Muchaby Alphonse Mucha
Mucha Nouveau Byzantine Brunette Poster
If ever a single event in the art world could be pinpointed as the start of a new epoch, it would have to be the appearance of Gismonda on the billboards of Paris on January 1, 1895. Between Cheret's frothy baubles and Toulouse-Lautrec's impudent jibes there appeared a vision of serene beauty: a paean to the most renowned actress of her day, presented with all the reverence due a Byzantine princess. Paris was bowled over; an obscure illustrator became an overnight celebrity, and posters were suddenly discussed seriously as an art form in circles which would have before not even deigned to grant them a passing mention.

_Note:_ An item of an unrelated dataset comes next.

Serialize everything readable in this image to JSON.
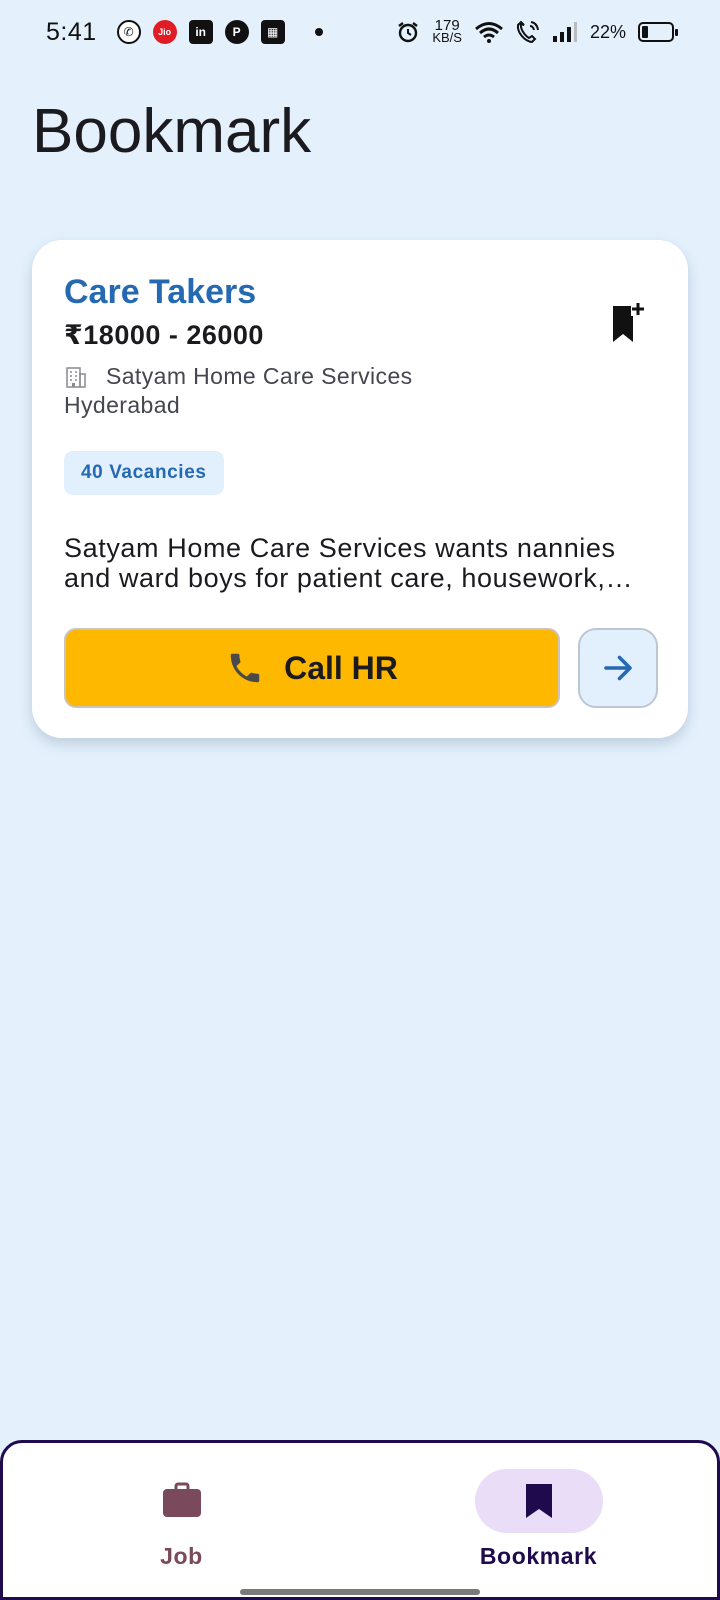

The poster which created such a stir deserves every bit of its fame. Mucha's masterly composition, his unerring eye for decorative detail, flawless draftsmanship and an exquisitely delicate sensitivity for muted colors combined with his skill in lithography to produce a masterpiece.